#### Problem description:
Copy out every entry that follows, without a single picture.

#### Exercise materials:

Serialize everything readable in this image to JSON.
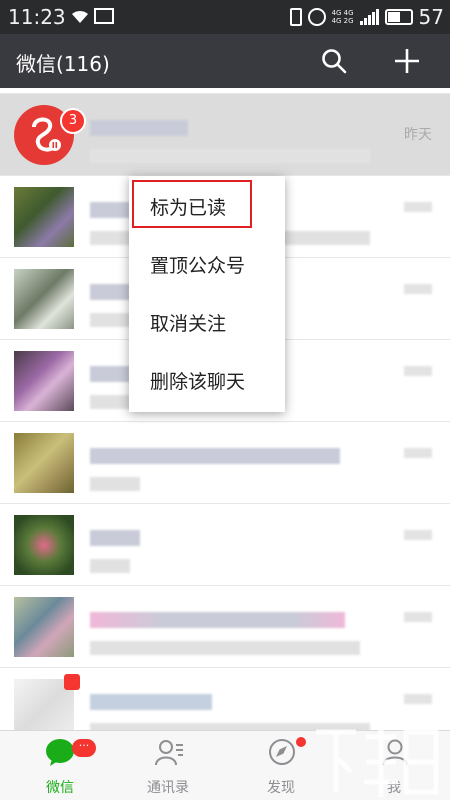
{
  "status_bar": {
    "time": "11:23",
    "network_top": "4G 4G",
    "network_bottom": "4G 2G",
    "battery": "57"
  },
  "title_bar": {
    "title": "微信(116)",
    "search_icon": "search-icon",
    "add_icon": "plus-icon"
  },
  "chat_list": {
    "highlighted_row": {
      "time": "昨天",
      "unread_count": "3"
    }
  },
  "context_menu": {
    "items": [
      "标为已读",
      "置顶公众号",
      "取消关注",
      "删除该聊天"
    ],
    "highlight_color": "#e02020"
  },
  "tab_bar": {
    "tabs": [
      {
        "label": "微信",
        "icon": "chat-bubble-icon",
        "badge": "···"
      },
      {
        "label": "通讯录",
        "icon": "contacts-icon"
      },
      {
        "label": "发现",
        "icon": "compass-icon"
      },
      {
        "label": "我",
        "icon": "person-icon"
      }
    ],
    "active_color": "#1aad19",
    "inactive_color": "#8e8e93"
  },
  "colors": {
    "status_bar_bg": "#2a2b2d",
    "title_bar_bg": "#393a3f",
    "badge_red": "#f43530"
  }
}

#### Answer space:
Serialize everything readable in this image to JSON.
{
  "status_bar": {
    "time": "11:23",
    "network_top": "4G 4G",
    "network_bottom": "4G 2G",
    "battery": "57"
  },
  "title_bar": {
    "title": "微信(116)",
    "search_icon": "search-icon",
    "add_icon": "plus-icon"
  },
  "chat_list": {
    "highlighted_row": {
      "time": "昨天",
      "unread_count": "3"
    }
  },
  "context_menu": {
    "items": [
      "标为已读",
      "置顶公众号",
      "取消关注",
      "删除该聊天"
    ],
    "highlight_color": "#e02020"
  },
  "tab_bar": {
    "tabs": [
      {
        "label": "微信",
        "icon": "chat-bubble-icon",
        "badge": "···"
      },
      {
        "label": "通讯录",
        "icon": "contacts-icon"
      },
      {
        "label": "发现",
        "icon": "compass-icon"
      },
      {
        "label": "我",
        "icon": "person-icon"
      }
    ],
    "active_color": "#1aad19",
    "inactive_color": "#8e8e93"
  },
  "colors": {
    "status_bar_bg": "#2a2b2d",
    "title_bar_bg": "#393a3f",
    "badge_red": "#f43530"
  }
}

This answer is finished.